I wrote an article this morning, and I felt moved to say more than a neutral news story will allow. It was about a debate/Twitstorm between feminist and socialist journalist Suzanne Moore, who is a role model for me, and some people who have accused her of transphobia.
Moore wrote an article in the New Statesman about female anger, appropriately as will be revealed, in which she said:
‘The cliché is that female anger is always turned inwards rather than outwards into despair. We are angry with ourselves for not being happier, not being loved properly and not having the ideal body shape – that of a Brazilian transsexual.’
The transphobic accusation focuses on those last two words.
My first reaction, from my privileged position as a fully-biological straight woman, was …what? that’s not offensive… a Brazilian transsexual is an apt literary example for an idealized, constructed female body… she’s not saying anything bad about them.
And I felt, as Moore expressed with exhilarating and sweary female anger on Twitter, that to focus on this was missing her point about welfare cuts in Britain affecting women.
But as I read the counter arguments, I thought again.
One was from LGBT.co.uk suggesting that it is disrespectful to flippantly reference Brazilian transexuals that way, when they are vastly overrepresented in murder statistics. Their blog post on the matter said:
‘The “Brazilian transsexual” stereotype was available to Suzanne Moore because of trans women from Brazil seeking refuge from violence and murder: meeting discrimination in Europe, but less often being simply killed.’
Another counter-Moore debate from journalist Kaite Welsh said:
‘Moore is doing the exact same thing as [David] Cameron – from her position of privilege, telling us what is and isn’t worth getting pissed off about.’
I remembered that positions of privilege should not be too quick to dismiss voices from a less privileged positions and that I come, like most people, from a position of ignorance about trans issues. Twelve months ago I had never thought much about the trans perspective at all. And what I’ve learnt over the last year working for Gay Star News has revealed that I was guilty of many (perhaps willfully) uninformed assumptions.

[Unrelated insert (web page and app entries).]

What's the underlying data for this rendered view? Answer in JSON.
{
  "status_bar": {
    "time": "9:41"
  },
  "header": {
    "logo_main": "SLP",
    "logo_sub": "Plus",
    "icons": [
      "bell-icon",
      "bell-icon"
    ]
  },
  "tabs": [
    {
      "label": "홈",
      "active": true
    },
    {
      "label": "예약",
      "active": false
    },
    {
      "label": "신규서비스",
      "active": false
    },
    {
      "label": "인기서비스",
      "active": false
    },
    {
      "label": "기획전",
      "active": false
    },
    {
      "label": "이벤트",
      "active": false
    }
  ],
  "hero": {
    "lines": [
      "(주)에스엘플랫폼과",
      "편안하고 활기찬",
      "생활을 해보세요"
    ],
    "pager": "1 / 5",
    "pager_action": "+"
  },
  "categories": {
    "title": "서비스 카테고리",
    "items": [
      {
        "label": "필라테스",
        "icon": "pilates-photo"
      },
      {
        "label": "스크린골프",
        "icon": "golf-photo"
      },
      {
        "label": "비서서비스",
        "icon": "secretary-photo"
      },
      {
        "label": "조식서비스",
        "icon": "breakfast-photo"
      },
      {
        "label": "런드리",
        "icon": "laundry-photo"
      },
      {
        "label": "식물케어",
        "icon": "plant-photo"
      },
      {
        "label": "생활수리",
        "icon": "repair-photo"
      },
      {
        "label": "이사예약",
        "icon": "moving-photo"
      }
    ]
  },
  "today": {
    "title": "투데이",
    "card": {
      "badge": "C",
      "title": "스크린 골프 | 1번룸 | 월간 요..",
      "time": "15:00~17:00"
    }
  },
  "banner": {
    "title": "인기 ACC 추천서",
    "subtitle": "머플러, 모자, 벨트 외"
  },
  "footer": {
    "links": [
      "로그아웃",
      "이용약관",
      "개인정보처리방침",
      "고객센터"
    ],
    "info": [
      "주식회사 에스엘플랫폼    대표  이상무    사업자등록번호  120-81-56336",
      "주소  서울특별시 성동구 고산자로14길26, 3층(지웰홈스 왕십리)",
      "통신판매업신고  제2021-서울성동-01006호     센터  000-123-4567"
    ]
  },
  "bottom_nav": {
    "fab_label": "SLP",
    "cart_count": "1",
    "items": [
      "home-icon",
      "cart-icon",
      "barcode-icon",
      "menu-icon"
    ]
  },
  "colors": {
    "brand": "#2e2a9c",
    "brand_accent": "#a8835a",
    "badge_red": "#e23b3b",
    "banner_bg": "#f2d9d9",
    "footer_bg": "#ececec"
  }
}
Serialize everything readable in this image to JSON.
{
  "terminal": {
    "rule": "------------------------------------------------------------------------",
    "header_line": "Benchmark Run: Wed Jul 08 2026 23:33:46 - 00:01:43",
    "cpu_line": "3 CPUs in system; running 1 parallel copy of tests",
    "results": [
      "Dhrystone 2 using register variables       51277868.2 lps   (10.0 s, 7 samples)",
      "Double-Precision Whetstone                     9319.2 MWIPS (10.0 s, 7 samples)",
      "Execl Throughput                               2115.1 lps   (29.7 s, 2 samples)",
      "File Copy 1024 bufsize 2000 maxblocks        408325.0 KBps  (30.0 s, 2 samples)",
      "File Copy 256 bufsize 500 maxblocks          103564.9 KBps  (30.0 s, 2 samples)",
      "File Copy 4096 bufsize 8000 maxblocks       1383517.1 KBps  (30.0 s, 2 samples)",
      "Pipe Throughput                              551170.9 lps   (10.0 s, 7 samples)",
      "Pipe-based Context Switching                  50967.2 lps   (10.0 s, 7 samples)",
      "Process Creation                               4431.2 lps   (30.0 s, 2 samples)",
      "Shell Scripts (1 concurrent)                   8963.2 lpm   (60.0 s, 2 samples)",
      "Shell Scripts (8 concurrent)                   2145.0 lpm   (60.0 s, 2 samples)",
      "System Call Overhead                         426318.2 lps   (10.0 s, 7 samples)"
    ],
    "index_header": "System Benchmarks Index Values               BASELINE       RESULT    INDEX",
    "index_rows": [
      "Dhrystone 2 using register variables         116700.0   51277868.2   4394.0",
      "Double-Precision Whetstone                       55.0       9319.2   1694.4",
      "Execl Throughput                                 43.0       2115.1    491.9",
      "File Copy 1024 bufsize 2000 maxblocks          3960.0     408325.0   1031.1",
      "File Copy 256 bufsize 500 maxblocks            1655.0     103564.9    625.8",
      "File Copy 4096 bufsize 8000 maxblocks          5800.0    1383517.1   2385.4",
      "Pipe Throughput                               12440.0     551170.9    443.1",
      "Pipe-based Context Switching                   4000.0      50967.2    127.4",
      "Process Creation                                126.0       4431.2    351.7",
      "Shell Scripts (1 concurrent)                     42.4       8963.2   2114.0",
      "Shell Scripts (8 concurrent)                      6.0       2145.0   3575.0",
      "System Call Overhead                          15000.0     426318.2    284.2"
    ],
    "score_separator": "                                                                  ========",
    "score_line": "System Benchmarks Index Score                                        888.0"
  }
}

‘Former Sex Pistol John Lydon’s chant, “anger is an energy”, is still my cri de coeur,’ says Moore in her New Statesman article, a sentence or two before the offending words. She’s right – anger is a beautiful energy that makes us feel alive - I learnt this during AUM meditation at the Sanctuary.
But anger is also an an obstacle to being able to see another person’s point of view. Moore’s unadulterated anger defending her position was dazzling to watch, but perhaps came from a position of arrogance. Her indignation had an air of: ‘How dare you accuse me of bigotry? I’ve been a Guardian journalist for twenty years, I earned my right-on stripes while you were learning to tie your shoelaces’.
But bigotry is something we must battle against throughout our lives, even if you wrote a sympathetic piece about a transgender father in 1997. Complacency is bigotry’s best friend. They go on caravan holidays to Norfolk together and do the Daily Express crossword.
So to say, as Moore did in her Guardian column, that trans people’s concerns are ‘irrelevant’ in the face of the Tory government’s welfare cuts does seem offensive. Isn’t that like saying, we’re in the middle of a world war, it’s not the time to worry about giving women the vote. Or, we’re spreading Christian values, no time to worry about slavery. It’s being blinkered to your own moral standpoint and concerns and neglecting the concerns of people who come from a different perspective.
And Moore says she hates the word transphobia for ‘closing down discussion’. But we need a word to highlight the hatred and misunderstanding that trans people suffer when most people don’t even see it.
As Welsh points out the incident draws parallels with the Twitter storm that kicked-off when Caitlin Moran, whom I love, said that she ‘literally couldn’t give a shit’ about asking Girls creator Luna Durnham why there are no women of colour in her TV show. My friend Bim wrote a good piece about that.
Maybe the next time the old guard of funny, clever women with admirable careers receive a whiff of criticism on Twitter they should take a moment of reflection on their place in the world before rashly tweeting back at people less powerful than them.
Anyway, that’s off my chest. This blog is a funny mix between travelogue, silly photographs and LGBT debates isn’t it? Well such is my life.